Exercise directions → Restate the records in full, keeping every word as it is.

BEGIN Supplied entries

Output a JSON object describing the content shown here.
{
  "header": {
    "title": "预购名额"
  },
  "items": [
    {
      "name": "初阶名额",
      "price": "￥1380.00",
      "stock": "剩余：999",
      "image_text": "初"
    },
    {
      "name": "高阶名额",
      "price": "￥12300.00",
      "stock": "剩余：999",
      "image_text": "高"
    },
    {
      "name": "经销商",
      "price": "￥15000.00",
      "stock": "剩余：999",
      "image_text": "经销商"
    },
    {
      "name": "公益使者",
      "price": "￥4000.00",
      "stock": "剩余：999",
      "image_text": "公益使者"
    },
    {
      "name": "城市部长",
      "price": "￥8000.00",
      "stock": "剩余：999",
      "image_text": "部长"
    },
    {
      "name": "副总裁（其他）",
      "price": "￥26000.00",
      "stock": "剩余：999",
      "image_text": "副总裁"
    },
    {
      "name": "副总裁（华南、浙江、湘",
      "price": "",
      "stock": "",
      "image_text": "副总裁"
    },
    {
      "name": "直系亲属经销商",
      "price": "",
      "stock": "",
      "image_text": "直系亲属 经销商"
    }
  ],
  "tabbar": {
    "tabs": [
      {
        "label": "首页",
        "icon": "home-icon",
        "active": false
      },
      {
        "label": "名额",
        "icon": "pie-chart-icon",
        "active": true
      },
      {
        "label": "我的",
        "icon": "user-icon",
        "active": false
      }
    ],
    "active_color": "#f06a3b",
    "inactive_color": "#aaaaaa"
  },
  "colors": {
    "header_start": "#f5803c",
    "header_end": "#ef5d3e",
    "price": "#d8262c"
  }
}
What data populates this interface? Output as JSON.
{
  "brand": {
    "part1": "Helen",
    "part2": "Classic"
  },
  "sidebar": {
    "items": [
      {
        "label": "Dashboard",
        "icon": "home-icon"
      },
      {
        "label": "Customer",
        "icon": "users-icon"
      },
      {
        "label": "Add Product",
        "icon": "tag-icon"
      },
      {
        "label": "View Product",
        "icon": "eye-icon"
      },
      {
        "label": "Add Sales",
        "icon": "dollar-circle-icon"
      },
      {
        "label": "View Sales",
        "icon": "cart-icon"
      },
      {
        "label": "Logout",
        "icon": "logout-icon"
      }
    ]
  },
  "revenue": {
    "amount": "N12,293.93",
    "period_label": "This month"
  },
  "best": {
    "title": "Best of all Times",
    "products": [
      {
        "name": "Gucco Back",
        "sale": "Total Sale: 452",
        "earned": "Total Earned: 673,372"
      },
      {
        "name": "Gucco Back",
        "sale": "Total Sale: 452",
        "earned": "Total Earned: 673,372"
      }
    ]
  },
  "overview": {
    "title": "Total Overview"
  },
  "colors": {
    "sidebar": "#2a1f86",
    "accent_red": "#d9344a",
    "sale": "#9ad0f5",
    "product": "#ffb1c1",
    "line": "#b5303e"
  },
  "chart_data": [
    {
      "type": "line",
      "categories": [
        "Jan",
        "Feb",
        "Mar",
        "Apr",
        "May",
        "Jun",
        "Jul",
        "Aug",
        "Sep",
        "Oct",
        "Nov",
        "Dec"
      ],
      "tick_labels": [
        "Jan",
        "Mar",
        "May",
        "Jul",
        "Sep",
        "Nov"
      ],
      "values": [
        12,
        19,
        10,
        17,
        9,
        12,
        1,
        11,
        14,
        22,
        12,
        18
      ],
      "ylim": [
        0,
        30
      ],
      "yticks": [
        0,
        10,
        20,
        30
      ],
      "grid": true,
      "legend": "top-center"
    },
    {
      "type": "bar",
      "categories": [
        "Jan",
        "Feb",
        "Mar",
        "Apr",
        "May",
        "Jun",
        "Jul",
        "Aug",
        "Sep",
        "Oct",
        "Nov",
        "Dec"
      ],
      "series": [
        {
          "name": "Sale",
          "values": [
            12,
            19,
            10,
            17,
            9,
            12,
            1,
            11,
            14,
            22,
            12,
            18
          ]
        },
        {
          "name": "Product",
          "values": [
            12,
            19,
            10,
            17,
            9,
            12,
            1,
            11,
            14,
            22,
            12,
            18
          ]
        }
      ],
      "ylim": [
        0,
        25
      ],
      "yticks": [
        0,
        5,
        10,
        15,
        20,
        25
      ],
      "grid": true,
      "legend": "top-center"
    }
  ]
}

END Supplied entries

Exercise solution →
Output a JSON object describing the content shown here.
{
  "header": {
    "title": "预购名额"
  },
  "items": [
    {
      "name": "初阶名额",
      "price": "￥1380.00",
      "stock": "剩余：999",
      "image_text": "初"
    },
    {
      "name": "高阶名额",
      "price": "￥12300.00",
      "stock": "剩余：999",
      "image_text": "高"
    },
    {
      "name": "经销商",
      "price": "￥15000.00",
      "stock": "剩余：999",
      "image_text": "经销商"
    },
    {
      "name": "公益使者",
      "price": "￥4000.00",
      "stock": "剩余：999",
      "image_text": "公益使者"
    },
    {
      "name": "城市部长",
      "price": "￥8000.00",
      "stock": "剩余：999",
      "image_text": "部长"
    },
    {
      "name": "副总裁（其他）",
      "price": "￥26000.00",
      "stock": "剩余：999",
      "image_text": "副总裁"
    },
    {
      "name": "副总裁（华南、浙江、湘",
      "price": "",
      "stock": "",
      "image_text": "副总裁"
    },
    {
      "name": "直系亲属经销商",
      "price": "",
      "stock": "",
      "image_text": "直系亲属 经销商"
    }
  ],
  "tabbar": {
    "tabs": [
      {
        "label": "首页",
        "icon": "home-icon",
        "active": false
      },
      {
        "label": "名额",
        "icon": "pie-chart-icon",
        "active": true
      },
      {
        "label": "我的",
        "icon": "user-icon",
        "active": false
      }
    ],
    "active_color": "#f06a3b",
    "inactive_color": "#aaaaaa"
  },
  "colors": {
    "header_start": "#f5803c",
    "header_end": "#ef5d3e",
    "price": "#d8262c"
  }
}
What data populates this interface? Output as JSON.
{
  "brand": {
    "part1": "Helen",
    "part2": "Classic"
  },
  "sidebar": {
    "items": [
      {
        "label": "Dashboard",
        "icon": "home-icon"
      },
      {
        "label": "Customer",
        "icon": "users-icon"
      },
      {
        "label": "Add Product",
        "icon": "tag-icon"
      },
      {
        "label": "View Product",
        "icon": "eye-icon"
      },
      {
        "label": "Add Sales",
        "icon": "dollar-circle-icon"
      },
      {
        "label": "View Sales",
        "icon": "cart-icon"
      },
      {
        "label": "Logout",
        "icon": "logout-icon"
      }
    ]
  },
  "revenue": {
    "amount": "N12,293.93",
    "period_label": "This month"
  },
  "best": {
    "title": "Best of all Times",
    "products": [
      {
        "name": "Gucco Back",
        "sale": "Total Sale: 452",
        "earned": "Total Earned: 673,372"
      },
      {
        "name": "Gucco Back",
        "sale": "Total Sale: 452",
        "earned": "Total Earned: 673,372"
      }
    ]
  },
  "overview": {
    "title": "Total Overview"
  },
  "colors": {
    "sidebar": "#2a1f86",
    "accent_red": "#d9344a",
    "sale": "#9ad0f5",
    "product": "#ffb1c1",
    "line": "#b5303e"
  },
  "chart_data": [
    {
      "type": "line",
      "categories": [
        "Jan",
        "Feb",
        "Mar",
        "Apr",
        "May",
        "Jun",
        "Jul",
        "Aug",
        "Sep",
        "Oct",
        "Nov",
        "Dec"
      ],
      "tick_labels": [
        "Jan",
        "Mar",
        "May",
        "Jul",
        "Sep",
        "Nov"
      ],
      "values": [
        12,
        19,
        10,
        17,
        9,
        12,
        1,
        11,
        14,
        22,
        12,
        18
      ],
      "ylim": [
        0,
        30
      ],
      "yticks": [
        0,
        10,
        20,
        30
      ],
      "grid": true,
      "legend": "top-center"
    },
    {
      "type": "bar",
      "categories": [
        "Jan",
        "Feb",
        "Mar",
        "Apr",
        "May",
        "Jun",
        "Jul",
        "Aug",
        "Sep",
        "Oct",
        "Nov",
        "Dec"
      ],
      "series": [
        {
          "name": "Sale",
          "values": [
            12,
            19,
            10,
            17,
            9,
            12,
            1,
            11,
            14,
            22,
            12,
            18
          ]
        },
        {
          "name": "Product",
          "values": [
            12,
            19,
            10,
            17,
            9,
            12,
            1,
            11,
            14,
            22,
            12,
            18
          ]
        }
      ],
      "ylim": [
        0,
        25
      ],
      "yticks": [
        0,
        5,
        10,
        15,
        20,
        25
      ],
      "grid": true,
      "legend": "top-center"
    }
  ]
}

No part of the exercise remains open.